:: WORK ITEM ::
From the first line to the last, output the records exactly and drop any images.

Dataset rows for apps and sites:

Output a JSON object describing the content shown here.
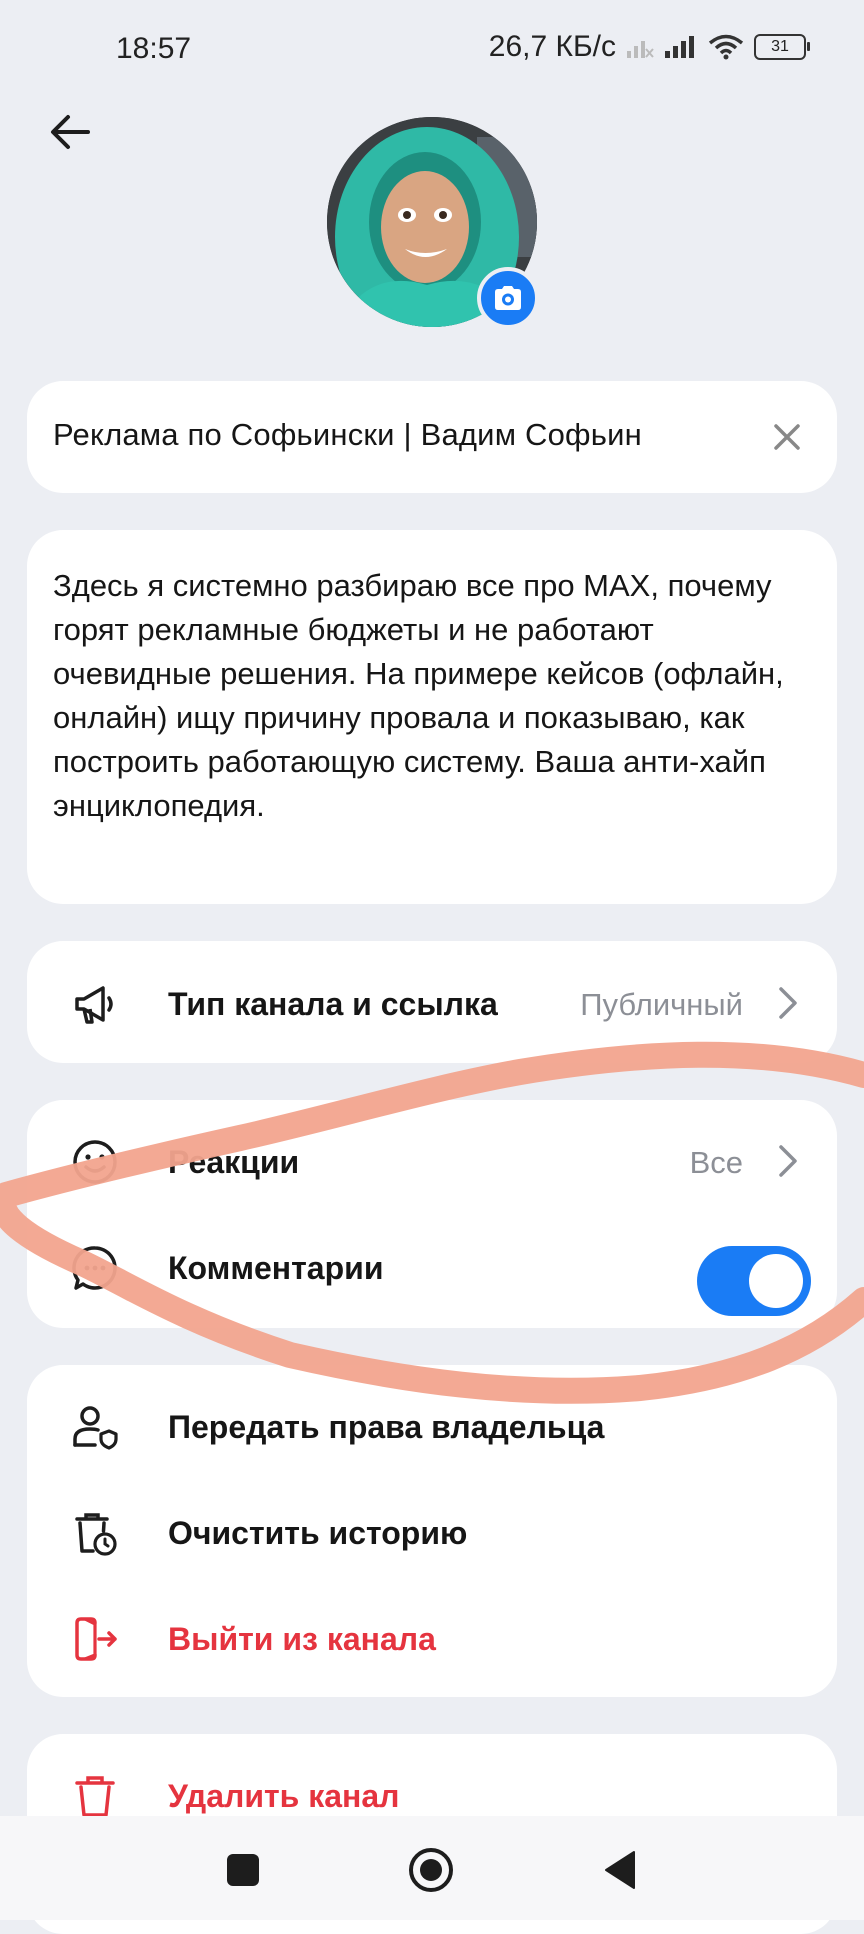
{
  "status_bar": {
    "time": "18:57",
    "net_speed": "26,7 КБ/с",
    "battery": "31"
  },
  "header": {
    "back_icon": "arrow-left-icon",
    "camera_icon": "camera-icon"
  },
  "channel": {
    "name": "Реклама по Софьински | Вадим Софьин",
    "description": "Здесь я системно разбираю все про МАХ, почему горят рекламные бюджеты и не работают очевидные решения. На примере кейсов (офлайн, онлайн) ищу причину провала и показываю, как построить работающую систему. Ваша анти-хайп энциклопедия."
  },
  "settings": {
    "type": {
      "label": "Тип канала и ссылка",
      "value": "Публичный",
      "icon": "megaphone-icon"
    },
    "reactions": {
      "label": "Реакции",
      "value": "Все",
      "icon": "smile-icon"
    },
    "comments": {
      "label": "Комментарии",
      "enabled": true,
      "icon": "comment-icon"
    }
  },
  "actions": {
    "transfer": {
      "label": "Передать права владельца",
      "icon": "user-shield-icon"
    },
    "clear": {
      "label": "Очистить историю",
      "icon": "trash-clock-icon"
    },
    "leave": {
      "label": "Выйти из канала",
      "icon": "exit-icon"
    },
    "delete": {
      "label": "Удалить канал",
      "icon": "trash-icon"
    }
  },
  "colors": {
    "accent": "#1a7cf5",
    "danger": "#e5343f",
    "background": "#eceef3",
    "annotation": "#f2a48e"
  }
}
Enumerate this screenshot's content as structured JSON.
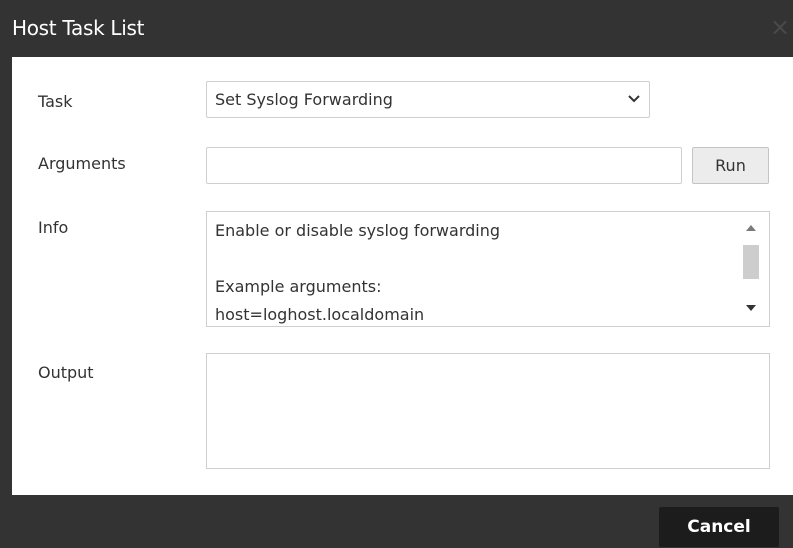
{
  "dialog": {
    "title": "Host Task List",
    "close_icon": "close-icon"
  },
  "form": {
    "task_label": "Task",
    "task_value": "Set Syslog Forwarding",
    "arguments_label": "Arguments",
    "arguments_value": "",
    "run_label": "Run",
    "info_label": "Info",
    "info_text": "Enable or disable syslog forwarding\n\nExample arguments:\nhost=loghost.localdomain",
    "output_label": "Output",
    "output_value": ""
  },
  "footer": {
    "cancel_label": "Cancel"
  },
  "colors": {
    "titlebar": "#333333",
    "body": "#ffffff",
    "label_text": "#333333",
    "border": "#cfcfcf",
    "run_button_bg": "#ececec",
    "cancel_button_bg": "#1c1c1c",
    "scroll_thumb": "#cdcdcd"
  }
}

:: TASK SOLUTION ::
Output a JSON object describing the content shown here.
{
  "status_bar": {
    "time": "18:57",
    "net_speed": "26,7 КБ/с",
    "battery": "31"
  },
  "header": {
    "back_icon": "arrow-left-icon",
    "camera_icon": "camera-icon"
  },
  "channel": {
    "name": "Реклама по Софьински | Вадим Софьин",
    "description": "Здесь я системно разбираю все про МАХ, почему горят рекламные бюджеты и не работают очевидные решения. На примере кейсов (офлайн, онлайн) ищу причину провала и показываю, как построить работающую систему. Ваша анти-хайп энциклопедия."
  },
  "settings": {
    "type": {
      "label": "Тип канала и ссылка",
      "value": "Публичный",
      "icon": "megaphone-icon"
    },
    "reactions": {
      "label": "Реакции",
      "value": "Все",
      "icon": "smile-icon"
    },
    "comments": {
      "label": "Комментарии",
      "enabled": true,
      "icon": "comment-icon"
    }
  },
  "actions": {
    "transfer": {
      "label": "Передать права владельца",
      "icon": "user-shield-icon"
    },
    "clear": {
      "label": "Очистить историю",
      "icon": "trash-clock-icon"
    },
    "leave": {
      "label": "Выйти из канала",
      "icon": "exit-icon"
    },
    "delete": {
      "label": "Удалить канал",
      "icon": "trash-icon"
    }
  },
  "colors": {
    "accent": "#1a7cf5",
    "danger": "#e5343f",
    "background": "#eceef3",
    "annotation": "#f2a48e"
  }
}
Enumerate this screenshot's content as structured JSON.
{
  "dialog": {
    "title": "Host Task List",
    "close_icon": "close-icon"
  },
  "form": {
    "task_label": "Task",
    "task_value": "Set Syslog Forwarding",
    "arguments_label": "Arguments",
    "arguments_value": "",
    "run_label": "Run",
    "info_label": "Info",
    "info_text": "Enable or disable syslog forwarding\n\nExample arguments:\nhost=loghost.localdomain",
    "output_label": "Output",
    "output_value": ""
  },
  "footer": {
    "cancel_label": "Cancel"
  },
  "colors": {
    "titlebar": "#333333",
    "body": "#ffffff",
    "label_text": "#333333",
    "border": "#cfcfcf",
    "run_button_bg": "#ececec",
    "cancel_button_bg": "#1c1c1c",
    "scroll_thumb": "#cdcdcd"
  }
}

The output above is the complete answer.